"There! Did you hear it?"
Archie looked up wearily. King Baxter was a good friend, but he was getting old - perhaps he was hearing things.
"Archie!" Baxter was despairing, "I heard it again! the tap tap."
Archie stopped and listened, holding his breath for a moment to ensure absolute silence. The gallery returned the silence tenfold, and after ten heartbeats Archie found himself almost deafened when Baxter spoke again.
"Archie! I swear upon Almighty God's best linen that I heard a noise. I am not hearing things. Go and ask the Lady Madonna! She will back me up, I'm sure - she'll have been reading, and you know how much she hates being interrupted."
Archie levered himself out of his chair and reached for his cane. It would be easier to pacify Baxter this way, and he could do with a few minutes away from the board. He was losing this game slowly but surely, and the only consolation seemed to be that Baxter had not realised it yet.
He padded off down the corridor, listening to his footfalls echoing and wondering how any sound could have gone undetected, were it real. Turning a corner, he reached the Lady Madonna, who, as Baxter had predicted, had her nose in a book.
"Mmf?" She mumbled as he gently touched her frame with his cane.
"I am sorry to disturb you, Maddie, but I was playing chess with Baxter, and he swears blind he heard a noise. I haven't heard a thing, but he is convinced of it."
She looked at him blankly.

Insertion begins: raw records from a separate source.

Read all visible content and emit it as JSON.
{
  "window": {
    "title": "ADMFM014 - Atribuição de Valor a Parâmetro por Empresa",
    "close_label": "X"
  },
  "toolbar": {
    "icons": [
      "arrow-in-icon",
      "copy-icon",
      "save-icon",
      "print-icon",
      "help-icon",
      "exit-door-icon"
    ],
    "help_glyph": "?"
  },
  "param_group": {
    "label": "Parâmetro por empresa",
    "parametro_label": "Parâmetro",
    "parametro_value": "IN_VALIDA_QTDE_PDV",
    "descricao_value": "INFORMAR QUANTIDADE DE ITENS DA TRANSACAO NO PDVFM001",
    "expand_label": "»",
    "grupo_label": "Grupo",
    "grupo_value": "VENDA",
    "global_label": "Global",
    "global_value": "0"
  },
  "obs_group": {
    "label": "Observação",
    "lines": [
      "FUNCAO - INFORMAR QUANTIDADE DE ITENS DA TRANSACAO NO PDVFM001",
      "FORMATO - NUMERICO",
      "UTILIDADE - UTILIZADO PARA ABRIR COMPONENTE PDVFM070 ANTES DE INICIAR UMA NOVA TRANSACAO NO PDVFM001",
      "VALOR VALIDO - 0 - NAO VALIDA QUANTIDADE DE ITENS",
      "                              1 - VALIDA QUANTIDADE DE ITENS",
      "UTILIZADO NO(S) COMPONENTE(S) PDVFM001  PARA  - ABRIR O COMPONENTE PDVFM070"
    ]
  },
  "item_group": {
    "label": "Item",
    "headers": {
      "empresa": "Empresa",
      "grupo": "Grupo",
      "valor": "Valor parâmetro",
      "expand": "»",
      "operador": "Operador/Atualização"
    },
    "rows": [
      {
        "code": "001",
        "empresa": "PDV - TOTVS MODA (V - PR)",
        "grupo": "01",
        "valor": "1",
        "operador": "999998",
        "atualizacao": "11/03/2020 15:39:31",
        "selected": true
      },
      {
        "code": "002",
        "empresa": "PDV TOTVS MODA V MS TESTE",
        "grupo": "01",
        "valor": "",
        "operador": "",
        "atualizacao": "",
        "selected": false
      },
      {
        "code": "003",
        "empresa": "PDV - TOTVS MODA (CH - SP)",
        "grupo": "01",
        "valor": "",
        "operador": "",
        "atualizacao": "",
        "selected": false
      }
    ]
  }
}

"He asked me to inquire of you whether you had heard anything, I know you are so easily disturbed."
She shook her head, "Sorry, Archie, I heard you coming a mile off, even in your slippers, but nothing before that." Her hair shone in the moonlight, and Archie wondered at the beauty the artist had managed to capture.
"Thanks anyway, Maddy. How's the book? Baxter was asking after you."
She blushed, "He's a scoundrel, that man. Tell him I am well, and all the better that he asked."
Archie nodded. "Well I shall leave you to it. Thank you for your help."
He padded back to the chess board. Rook to H5 was the right choice. His fingers hesitated as he noticed Baxter's pieces had moved. The King was on its side. But Baxter had been winning.
He looked up, "Baxter, you can't mean..." and realised he was talking to himself.